Wall Street builds case for year-end stock rally

October 17 01:31 2015

After the stock market’s first 10% drop in four years in late summer and fall rebound that followed, a growing number of Wall Street pros are making the case for a year-end rally. “The planks for a year-end rally may be falling into place,” says John Stoltzfus, chief investment strategist at Oppenheimer, adding that he thinks there’s a chance the market can make new highs by the end of 2015.635594119943931322-AP-FINANCIAL-MARKETS-WALL-STREET-70748234 (1)

Back in late August when the Standard & Poor’s 500 was down more than 12% from its May peak and the Dow Jones industrial was staring at a nearly 15% correction, there was talk of a looming bear market — not a year-end rally. But the stock market’s ability to stay above its scary summer lows and subsequent 8.4% rally off its 2015 trough now has investors viewing the outlook for stocks in a more positive light. Thursday’s big rally, which saw the Dow Jones industrial average soar 217 points and the S&P 500 jump 1.5% to 2023.86, leaving it just 5% off its May peak and down 1.7% for the year, gave credence to the bullish storyline.

The S&P 500 rally continued Friday. In early trading the broad U.S. stock gauge was 0.2% higher. “What makes (the year-end rally) happen,” says Stoltzfus, is the belief that “2016 will be a less harsh year.” Adding to the bullishness: Many of the headwinds that sparked the U.S. stock market’s biggest swoon since 2011 are no longer weighing down the market like they did earlier this year, says Don Luskin, chief investment officer at TrendMacro. “The big August correction was caused by the strong dollar, collapsing oil prices, a scary slowdown in China, and a Fed that seemed determined to hike rates despite it all,” says Luskin. “Every risk factor driving the big correction has reversed for the better now.”
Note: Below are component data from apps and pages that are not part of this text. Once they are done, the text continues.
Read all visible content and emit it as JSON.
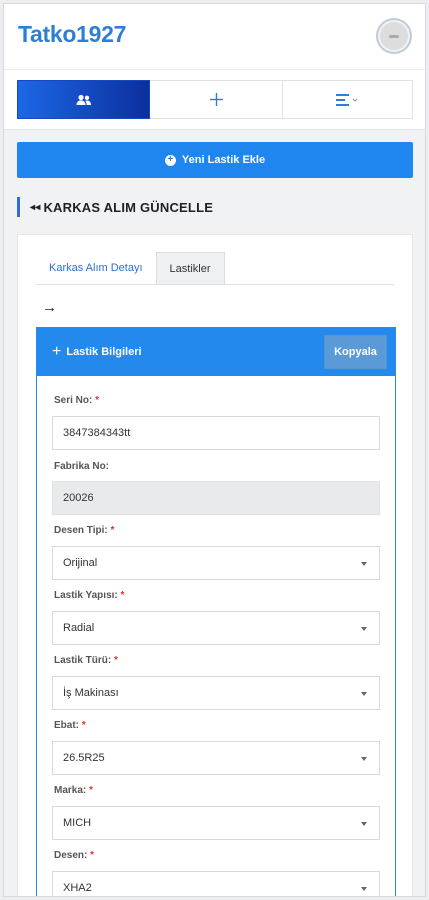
{
  "header": {
    "brand": "Tatko1927",
    "avatar_icon": "user-avatar-icon"
  },
  "toolbar": {
    "buttons": [
      {
        "icon": "users-icon",
        "active": true
      },
      {
        "icon": "plus-icon",
        "active": false
      },
      {
        "icon": "list-dropdown-icon",
        "active": false
      }
    ]
  },
  "actions": {
    "new_tire_label": "Yeni Lastik Ekle"
  },
  "section": {
    "title": "KARKAS ALIM GÜNCELLE"
  },
  "tabs": [
    {
      "label": "Karkas Alım Detayı"
    },
    {
      "label": "Lastikler"
    }
  ],
  "panel": {
    "title": "Lastik Bilgileri",
    "copy_label": "Kopyala",
    "fields": {
      "serial": {
        "label": "Seri No:",
        "required": "*",
        "value": "3847384343tt"
      },
      "factory": {
        "label": "Fabrika No:",
        "value": "20026"
      },
      "pattern_type": {
        "label": "Desen Tipi:",
        "required": "*",
        "value": "Orijinal"
      },
      "structure": {
        "label": "Lastik Yapısı:",
        "required": "*",
        "value": "Radial"
      },
      "tire_type": {
        "label": "Lastik Türü:",
        "required": "*",
        "value": "İş Makinası"
      },
      "size": {
        "label": "Ebat:",
        "required": "*",
        "value": "26.5R25"
      },
      "brand": {
        "label": "Marka:",
        "required": "*",
        "value": "MICH"
      },
      "pattern": {
        "label": "Desen:",
        "required": "*",
        "value": "XHA2"
      }
    }
  },
  "colors": {
    "primary": "#1f86ef",
    "brand": "#2d7fd6",
    "required": "#e03232",
    "panel_head": "#2389ec"
  }
}
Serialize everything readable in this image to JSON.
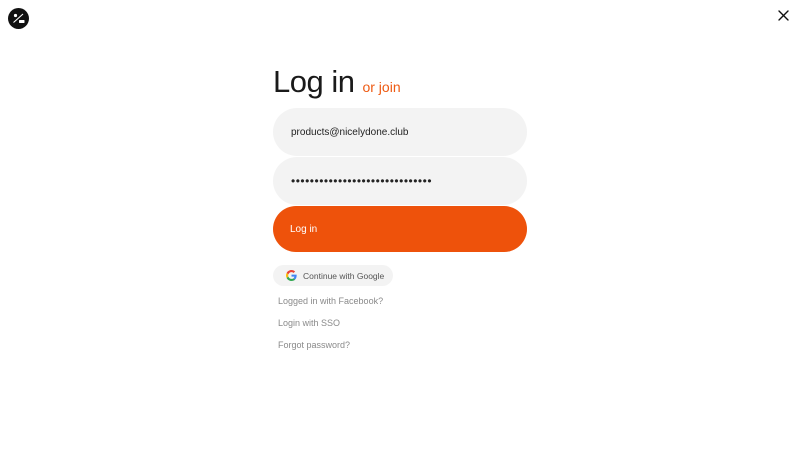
{
  "brand": {
    "logo_text": "5/m"
  },
  "heading": {
    "title": "Log in",
    "join_label": "or join"
  },
  "form": {
    "email_value": "products@nicelydone.club",
    "password_mask": "••••••••••••••••••••••••••••••",
    "submit_label": "Log in"
  },
  "social": {
    "google_label": "Continue with Google"
  },
  "links": {
    "facebook": "Logged in with Facebook?",
    "sso": "Login with SSO",
    "forgot": "Forgot password?"
  },
  "colors": {
    "accent": "#ee520b",
    "field_bg": "#f3f3f3",
    "muted_text": "#8a8a8a"
  },
  "icons": {
    "close": "close-icon",
    "google": "google-icon",
    "logo": "logo-icon"
  }
}
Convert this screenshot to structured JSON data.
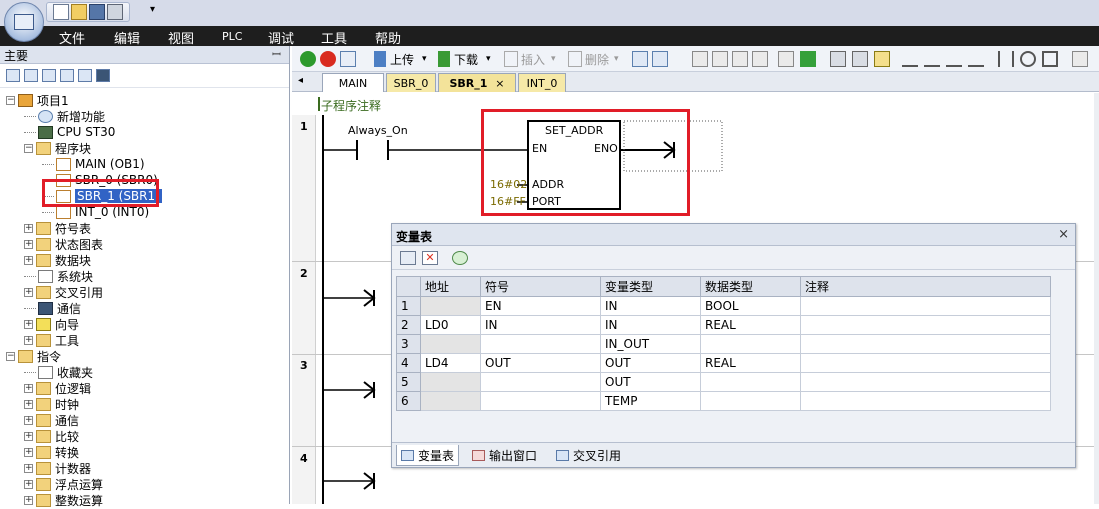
{
  "menu": [
    "文件",
    "编辑",
    "视图",
    "PLC",
    "调试",
    "工具",
    "帮助"
  ],
  "left_panel": {
    "title": "主要",
    "tree": [
      {
        "label": "项目1",
        "indent": 0,
        "expander": "−",
        "icon": "ic-book"
      },
      {
        "label": "新增功能",
        "indent": 1,
        "expander": "",
        "icon": "ic-help"
      },
      {
        "label": "CPU ST30",
        "indent": 1,
        "expander": "",
        "icon": "ic-cpu"
      },
      {
        "label": "程序块",
        "indent": 1,
        "expander": "−",
        "icon": "ic-folder"
      },
      {
        "label": "MAIN (OB1)",
        "indent": 2,
        "expander": "",
        "icon": "ic-lad"
      },
      {
        "label": "SBR_0 (SBR0)",
        "indent": 2,
        "expander": "",
        "icon": "ic-lad"
      },
      {
        "label": "SBR_1 (SBR1)",
        "indent": 2,
        "expander": "",
        "icon": "ic-lad",
        "selected": true
      },
      {
        "label": "INT_0 (INT0)",
        "indent": 2,
        "expander": "",
        "icon": "ic-lad"
      },
      {
        "label": "符号表",
        "indent": 1,
        "expander": "+",
        "icon": "ic-folder"
      },
      {
        "label": "状态图表",
        "indent": 1,
        "expander": "+",
        "icon": "ic-folder"
      },
      {
        "label": "数据块",
        "indent": 1,
        "expander": "+",
        "icon": "ic-folder"
      },
      {
        "label": "系统块",
        "indent": 1,
        "expander": "",
        "icon": "ic-doc"
      },
      {
        "label": "交叉引用",
        "indent": 1,
        "expander": "+",
        "icon": "ic-folder"
      },
      {
        "label": "通信",
        "indent": 1,
        "expander": "",
        "icon": "ic-monitor"
      },
      {
        "label": "向导",
        "indent": 1,
        "expander": "+",
        "icon": "ic-wand"
      },
      {
        "label": "工具",
        "indent": 1,
        "expander": "+",
        "icon": "ic-folder"
      },
      {
        "label": "指令",
        "indent": 0,
        "expander": "−",
        "icon": "ic-folder"
      },
      {
        "label": "收藏夹",
        "indent": 1,
        "expander": "",
        "icon": "ic-doc"
      },
      {
        "label": "位逻辑",
        "indent": 1,
        "expander": "+",
        "icon": "ic-folder"
      },
      {
        "label": "时钟",
        "indent": 1,
        "expander": "+",
        "icon": "ic-folder"
      },
      {
        "label": "通信",
        "indent": 1,
        "expander": "+",
        "icon": "ic-folder"
      },
      {
        "label": "比较",
        "indent": 1,
        "expander": "+",
        "icon": "ic-folder"
      },
      {
        "label": "转换",
        "indent": 1,
        "expander": "+",
        "icon": "ic-folder"
      },
      {
        "label": "计数器",
        "indent": 1,
        "expander": "+",
        "icon": "ic-folder"
      },
      {
        "label": "浮点运算",
        "indent": 1,
        "expander": "+",
        "icon": "ic-folder"
      },
      {
        "label": "整数运算",
        "indent": 1,
        "expander": "+",
        "icon": "ic-folder"
      }
    ]
  },
  "toolbar": {
    "upload_label": "上传",
    "download_label": "下载",
    "insert_label": "插入",
    "delete_label": "删除"
  },
  "tabs": [
    {
      "label": "MAIN"
    },
    {
      "label": "SBR_0"
    },
    {
      "label": "SBR_1",
      "active": true,
      "close": "×"
    },
    {
      "label": "INT_0"
    }
  ],
  "editor": {
    "comment": "子程序注释",
    "rung_numbers": [
      "1",
      "2",
      "3",
      "4"
    ],
    "contact_label": "Always_On",
    "block": {
      "title": "SET_ADDR",
      "en": "EN",
      "eno": "ENO",
      "addr_pin": "ADDR",
      "port_pin": "PORT",
      "addr_value": "16#02",
      "port_value": "16#FF"
    }
  },
  "var_table": {
    "title": "变量表",
    "close": "×",
    "headers": [
      "",
      "地址",
      "符号",
      "变量类型",
      "数据类型",
      "注释"
    ],
    "rows": [
      [
        "1",
        "",
        "EN",
        "IN",
        "BOOL",
        ""
      ],
      [
        "2",
        "LD0",
        "IN",
        "IN",
        "REAL",
        ""
      ],
      [
        "3",
        "",
        "",
        "IN_OUT",
        "",
        ""
      ],
      [
        "4",
        "LD4",
        "OUT",
        "OUT",
        "REAL",
        ""
      ],
      [
        "5",
        "",
        "",
        "OUT",
        "",
        ""
      ],
      [
        "6",
        "",
        "",
        "TEMP",
        "",
        ""
      ]
    ],
    "bottom_tabs": [
      "变量表",
      "输出窗口",
      "交叉引用"
    ]
  }
}
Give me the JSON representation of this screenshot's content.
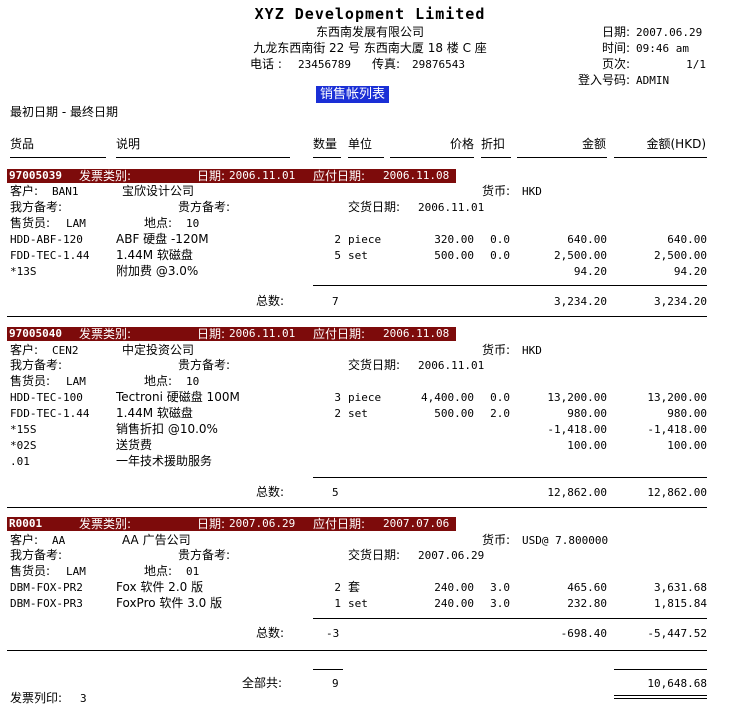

Wall Street now doesn’t see an interest rate hike from the Federal Reserve until March 2016, as inflation has yet to show any signs of overheating at a time when recent economic data has come in a tad weak. Also giving investors courage to buy stocks is the fact that the triggers that normally cause bear markets, or market declines of 20% or more, are not visible. “When you look at things that cause bear markets, things like overvaluation or signs of recession, we don’t see any of that,” says Saira Malik, head of global portfolio management at TIAA-CREF. Nor does Malik see China suffering a severe economic slowdown.